- _Assignment_:
Read through the lines below and copy the ones holding the string "this".

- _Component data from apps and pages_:
<<<<

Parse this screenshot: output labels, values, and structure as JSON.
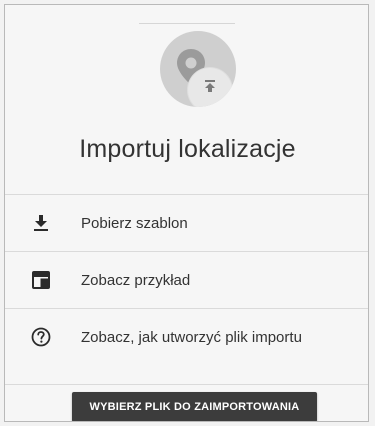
{
  "dialog": {
    "title": "Importuj lokalizacje",
    "illustration_icons": [
      "map-pin-icon",
      "upload-icon"
    ],
    "items": [
      {
        "icon": "download-icon",
        "label": "Pobierz szablon"
      },
      {
        "icon": "table-icon",
        "label": "Zobacz przykład"
      },
      {
        "icon": "help-circle-icon",
        "label": "Zobacz, jak utworzyć plik importu"
      }
    ],
    "primary_button": "WYBIERZ PLIK DO ZAIMPORTOWANIA"
  },
  "colors": {
    "background": "#f6f6f6",
    "text": "#333333",
    "button": "#3c3c3c",
    "button_text": "#ffffff",
    "divider": "#dadada"
  }
}
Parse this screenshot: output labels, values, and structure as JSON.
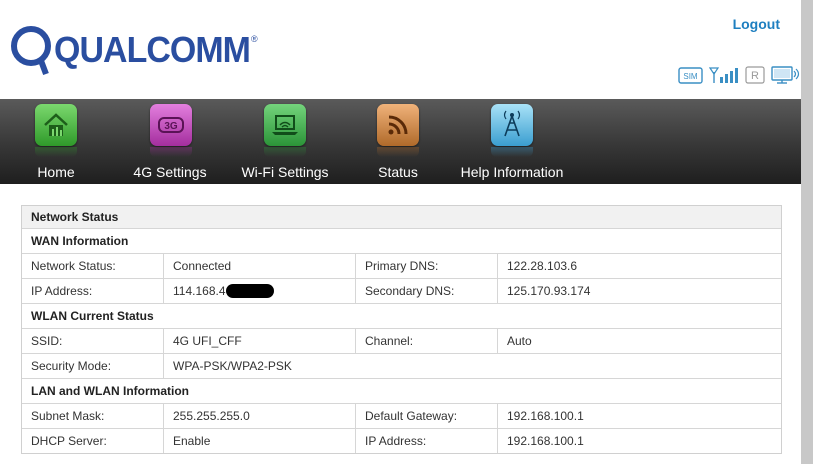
{
  "header": {
    "logo_text": "QUALCOMM",
    "logout_label": "Logout",
    "status_icons": [
      "sim-icon",
      "signal-icon",
      "roaming-icon",
      "connection-monitor-icon"
    ],
    "sim_label": "SIM",
    "roaming_label": "R"
  },
  "nav": {
    "items": [
      {
        "label": "Home",
        "icon": "home-icon",
        "color": "#3fb43a"
      },
      {
        "label": "4G Settings",
        "icon": "4g-icon",
        "color": "#c043b8",
        "icon_text": "3G"
      },
      {
        "label": "Wi-Fi Settings",
        "icon": "laptop-wifi-icon",
        "color": "#3aa84a"
      },
      {
        "label": "Status",
        "icon": "rss-icon",
        "color": "#c8783a"
      },
      {
        "label": "Help Information",
        "icon": "antenna-icon",
        "color": "#58b8e0"
      }
    ]
  },
  "network_status": {
    "title": "Network Status",
    "wan": {
      "title": "WAN Information",
      "rows": [
        {
          "l1": "Network Status:",
          "v1": "Connected",
          "l2": "Primary DNS:",
          "v2": "122.28.103.6"
        },
        {
          "l1": "IP Address:",
          "v1": "114.168.4",
          "l2": "Secondary DNS:",
          "v2": "125.170.93.174"
        }
      ]
    },
    "wlan": {
      "title": "WLAN Current Status",
      "rows": [
        {
          "l1": "SSID:",
          "v1": "4G UFI_CFF",
          "l2": "Channel:",
          "v2": "Auto"
        },
        {
          "l1": "Security Mode:",
          "v1": "WPA-PSK/WPA2-PSK"
        }
      ]
    },
    "lan": {
      "title": "LAN and WLAN Information",
      "rows": [
        {
          "l1": "Subnet Mask:",
          "v1": "255.255.255.0",
          "l2": "Default Gateway:",
          "v2": "192.168.100.1"
        },
        {
          "l1": "DHCP Server:",
          "v1": "Enable",
          "l2": "IP Address:",
          "v2": "192.168.100.1"
        }
      ]
    }
  }
}
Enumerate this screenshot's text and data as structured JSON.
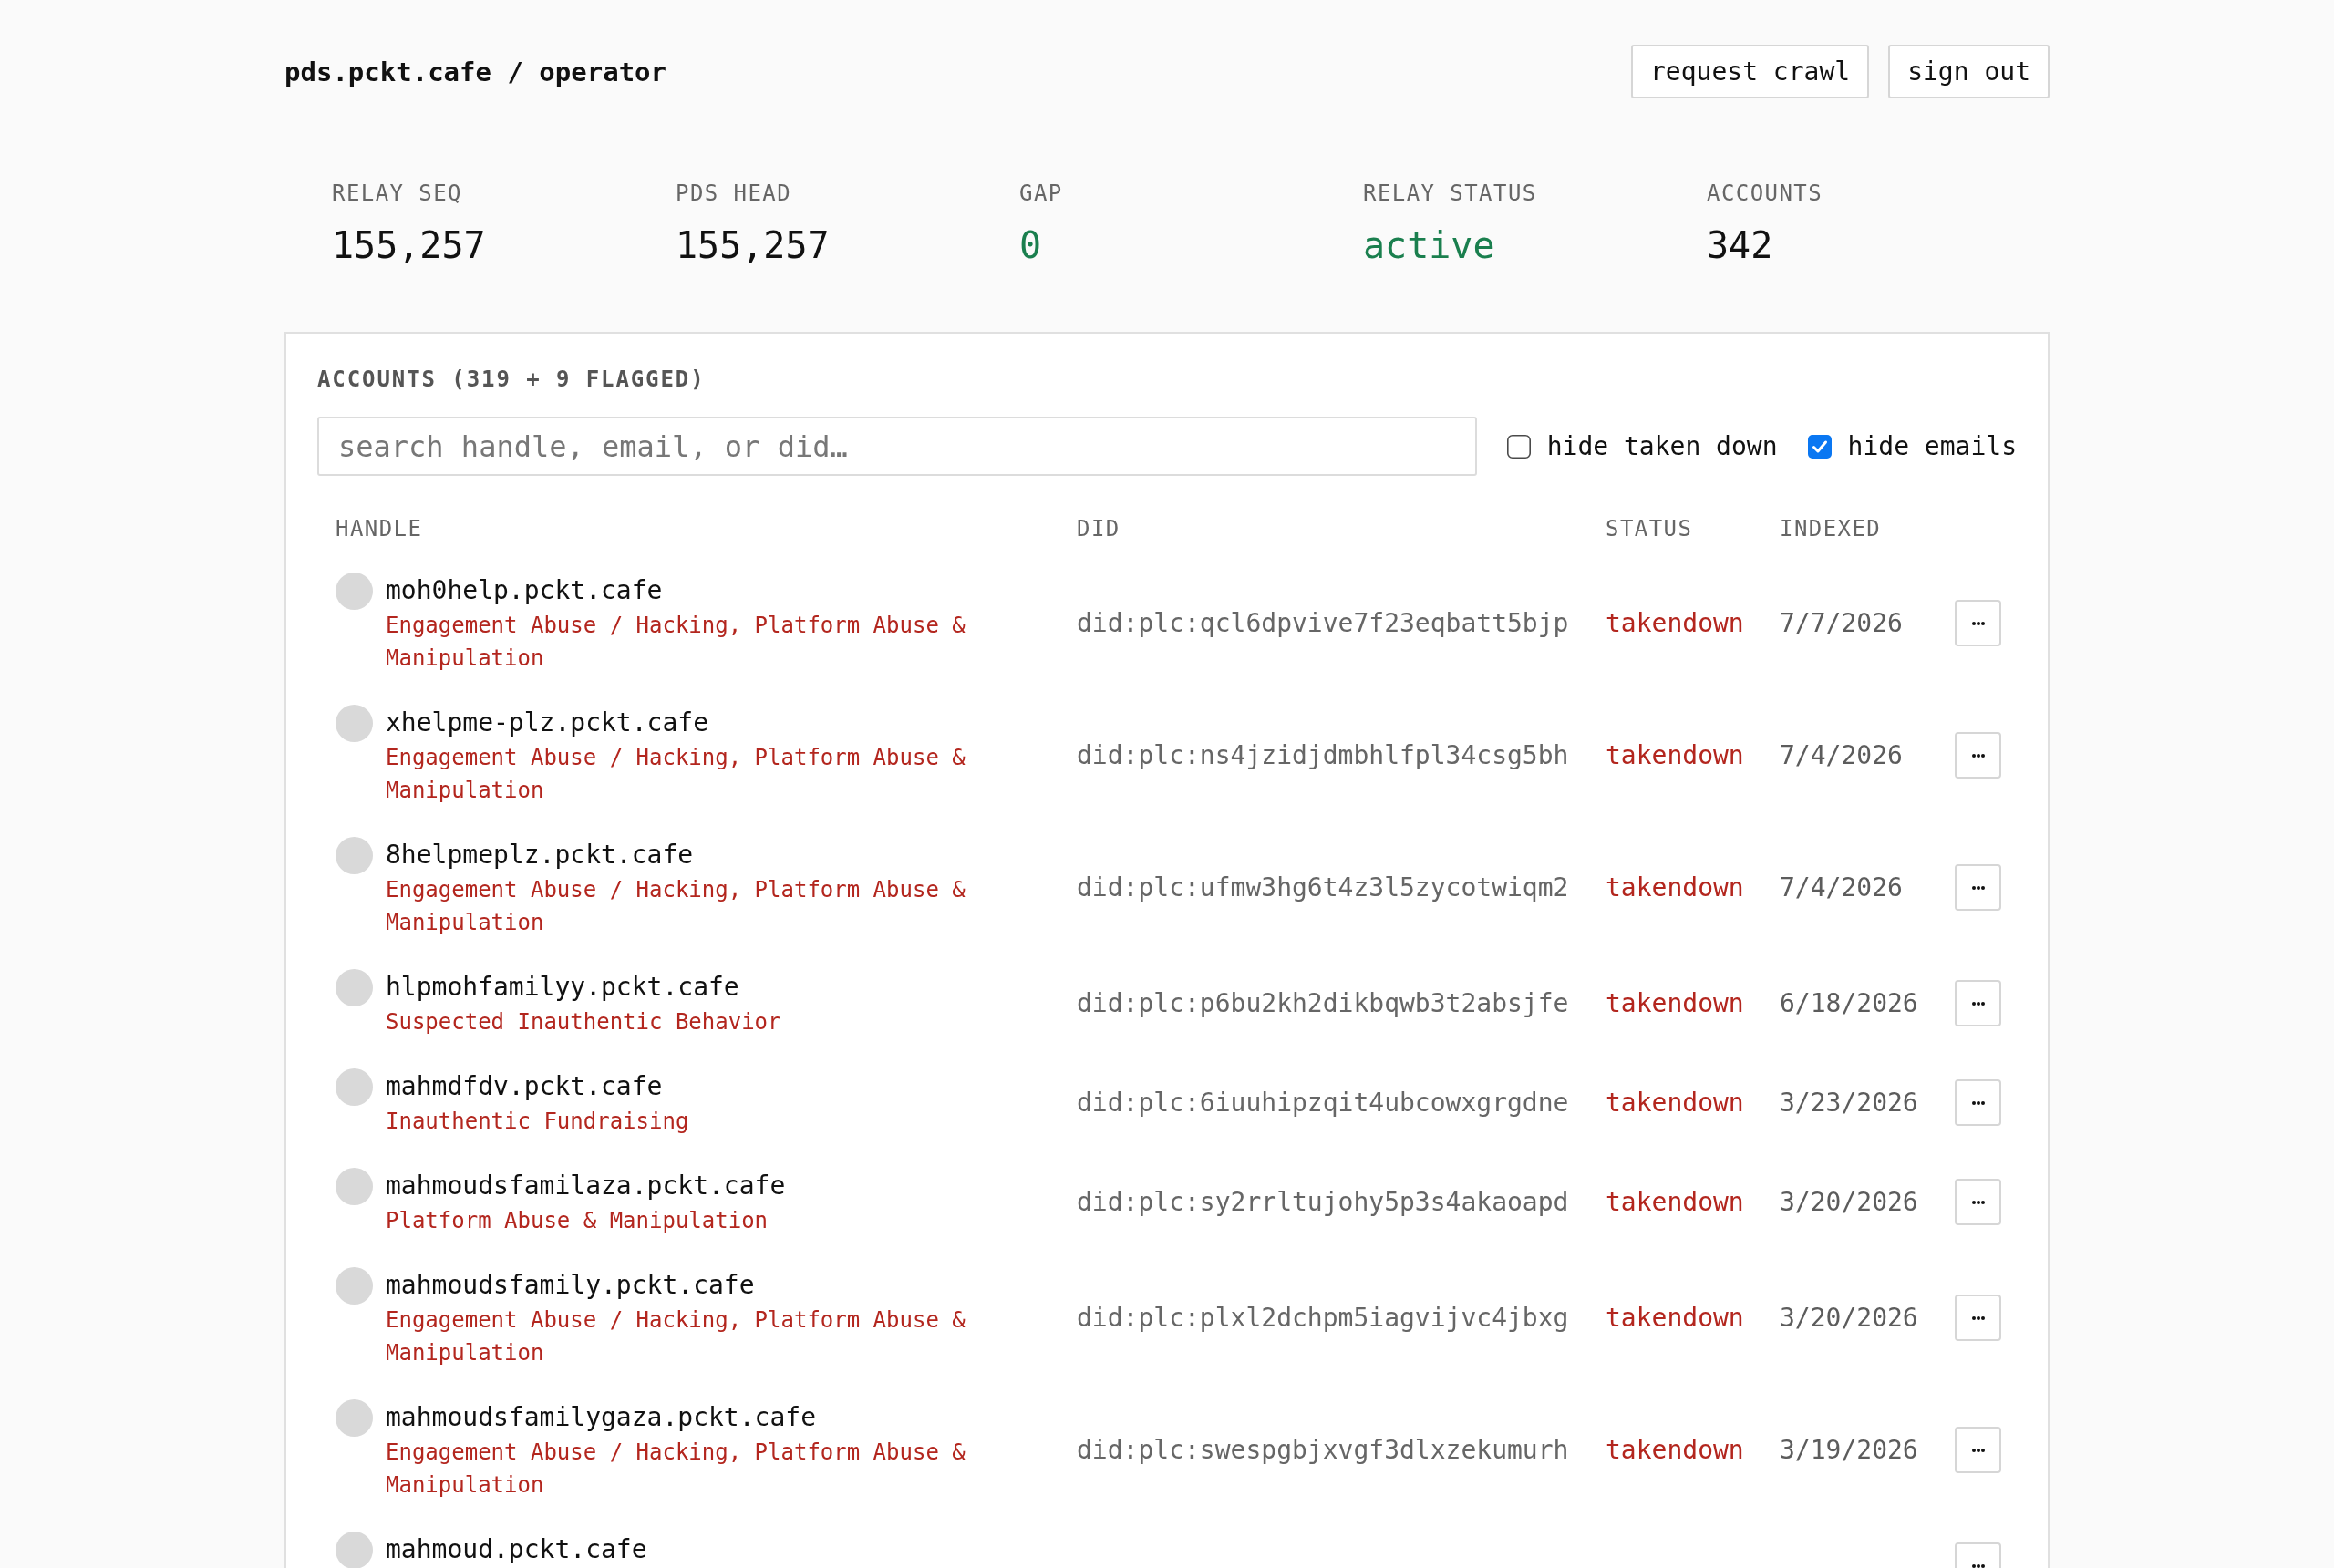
{
  "header": {
    "title": "pds.pckt.cafe / operator",
    "buttons": [
      "request crawl",
      "sign out"
    ]
  },
  "stats": [
    {
      "label": "RELAY SEQ",
      "value": "155,257",
      "color": "#111111"
    },
    {
      "label": "PDS HEAD",
      "value": "155,257",
      "color": "#111111"
    },
    {
      "label": "GAP",
      "value": "0",
      "color": "#1a7f4e"
    },
    {
      "label": "RELAY STATUS",
      "value": "active",
      "color": "#1a7f4e"
    },
    {
      "label": "ACCOUNTS",
      "value": "342",
      "color": "#111111"
    }
  ],
  "accounts_panel": {
    "title": "ACCOUNTS (319 + 9 FLAGGED)",
    "search": {
      "placeholder": "search handle, email, or did…"
    },
    "filters": [
      {
        "label": "hide taken down",
        "checked": false
      },
      {
        "label": "hide emails",
        "checked": true
      }
    ],
    "table": {
      "columns": [
        "HANDLE",
        "DID",
        "STATUS",
        "INDEXED"
      ],
      "rows": [
        {
          "handle": "moh0help.pckt.cafe",
          "flags": "Engagement Abuse / Hacking, Platform Abuse & Manipulation",
          "did": "did:plc:qcl6dpvive7f23eqbatt5bjp",
          "status": "takendown",
          "indexed": "7/7/2026"
        },
        {
          "handle": "xhelpme-plz.pckt.cafe",
          "flags": "Engagement Abuse / Hacking, Platform Abuse & Manipulation",
          "did": "did:plc:ns4jzidjdmbhlfpl34csg5bh",
          "status": "takendown",
          "indexed": "7/4/2026"
        },
        {
          "handle": "8helpmeplz.pckt.cafe",
          "flags": "Engagement Abuse / Hacking, Platform Abuse & Manipulation",
          "did": "did:plc:ufmw3hg6t4z3l5zycotwiqm2",
          "status": "takendown",
          "indexed": "7/4/2026"
        },
        {
          "handle": "hlpmohfamilyy.pckt.cafe",
          "flags": "Suspected Inauthentic Behavior",
          "did": "did:plc:p6bu2kh2dikbqwb3t2absjfe",
          "status": "takendown",
          "indexed": "6/18/2026"
        },
        {
          "handle": "mahmdfdv.pckt.cafe",
          "flags": "Inauthentic Fundraising",
          "did": "did:plc:6iuuhipzqit4ubcowxgrgdne",
          "status": "takendown",
          "indexed": "3/23/2026"
        },
        {
          "handle": "mahmoudsfamilaza.pckt.cafe",
          "flags": "Platform Abuse & Manipulation",
          "did": "did:plc:sy2rrltujohy5p3s4akaoapd",
          "status": "takendown",
          "indexed": "3/20/2026"
        },
        {
          "handle": "mahmoudsfamily.pckt.cafe",
          "flags": "Engagement Abuse / Hacking, Platform Abuse & Manipulation",
          "did": "did:plc:plxl2dchpm5iagvijvc4jbxg",
          "status": "takendown",
          "indexed": "3/20/2026"
        },
        {
          "handle": "mahmoudsfamilygaza.pckt.cafe",
          "flags": "Engagement Abuse / Hacking, Platform Abuse & Manipulation",
          "did": "did:plc:swespgbjxvgf3dlxzekumurh",
          "status": "takendown",
          "indexed": "3/19/2026"
        },
        {
          "handle": "mahmoud.pckt.cafe"
        }
      ]
    }
  }
}
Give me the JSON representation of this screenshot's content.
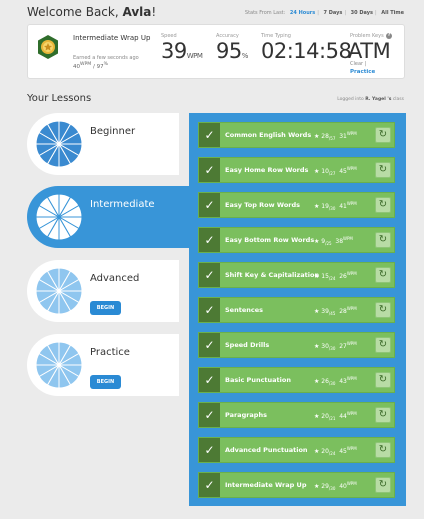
{
  "header": {
    "welcome_prefix": "Welcome Back, ",
    "user_name": "Avla",
    "welcome_suffix": "!",
    "stats_from_label": "Stats From Last:",
    "ranges": [
      "24 Hours",
      "7 Days",
      "30 Days",
      "All Time"
    ]
  },
  "stats": {
    "badge_title": "Intermediate Wrap Up",
    "badge_earned": "Earned a few seconds ago",
    "badge_wpm": "40",
    "badge_wpm_unit": "WPM",
    "badge_acc": " / 97",
    "badge_acc_unit": "%",
    "speed_label": "Speed",
    "speed_value": "39",
    "speed_unit": "WPM",
    "accuracy_label": "Accuracy",
    "accuracy_value": "95",
    "accuracy_unit": "%",
    "time_label": "Time Typing",
    "time_value": "02:14:58",
    "problem_label": "Problem Keys",
    "problem_value": "ATM",
    "clear_label": "Clear |",
    "practice_label": "Practice"
  },
  "lessons_section": {
    "title": "Your Lessons",
    "logged_into_prefix": "Logged into ",
    "teacher": "R. Yagel 's",
    "logged_into_suffix": " class"
  },
  "lessons": [
    {
      "name": "Beginner",
      "color": "#3a8ad0"
    },
    {
      "name": "Intermediate",
      "color": "#ffffff"
    },
    {
      "name": "Advanced",
      "color": "#8fc6ef",
      "button": "BEGIN"
    },
    {
      "name": "Practice",
      "color": "#8fc6ef",
      "button": "BEGIN"
    }
  ],
  "rows": [
    {
      "name": "Common English Words",
      "stars": "★ 28",
      "stars_total": "/57",
      "wpm": "31",
      "unit": "WPM"
    },
    {
      "name": "Easy Home Row Words",
      "stars": "★ 10",
      "stars_total": "/27",
      "wpm": "45",
      "unit": "WPM"
    },
    {
      "name": "Easy Top Row Words",
      "stars": "★ 19",
      "stars_total": "/30",
      "wpm": "41",
      "unit": "WPM"
    },
    {
      "name": "Easy Bottom Row Words",
      "stars": "★ 9",
      "stars_total": "/25",
      "wpm": "38",
      "unit": "WPM"
    },
    {
      "name": "Shift Key & Capitalization",
      "stars": "★ 15",
      "stars_total": "/24",
      "wpm": "26",
      "unit": "WPM"
    },
    {
      "name": "Sentences",
      "stars": "★ 39",
      "stars_total": "/45",
      "wpm": "28",
      "unit": "WPM"
    },
    {
      "name": "Speed Drills",
      "stars": "★ 30",
      "stars_total": "/30",
      "wpm": "27",
      "unit": "WPM"
    },
    {
      "name": "Basic Punctuation",
      "stars": "★ 26",
      "stars_total": "/30",
      "wpm": "43",
      "unit": "WPM"
    },
    {
      "name": "Paragraphs",
      "stars": "★ 20",
      "stars_total": "/21",
      "wpm": "44",
      "unit": "WPM"
    },
    {
      "name": "Advanced Punctuation",
      "stars": "★ 20",
      "stars_total": "/24",
      "wpm": "45",
      "unit": "WPM"
    },
    {
      "name": "Intermediate Wrap Up",
      "stars": "★ 29",
      "stars_total": "/30",
      "wpm": "40",
      "unit": "WPM"
    }
  ],
  "icons": {
    "check": "check-icon",
    "redo": "redo-icon",
    "star": "star-icon",
    "badge": "medal-icon"
  }
}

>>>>

- _Answer box_:
Parse this screenshot: output labels, values, and structure as JSON.
Parse this screenshot: output labels, values, and structure as JSON.
Enumerate this screenshot's text and data as structured JSON.
Give me the JSON representation of this screenshot's content.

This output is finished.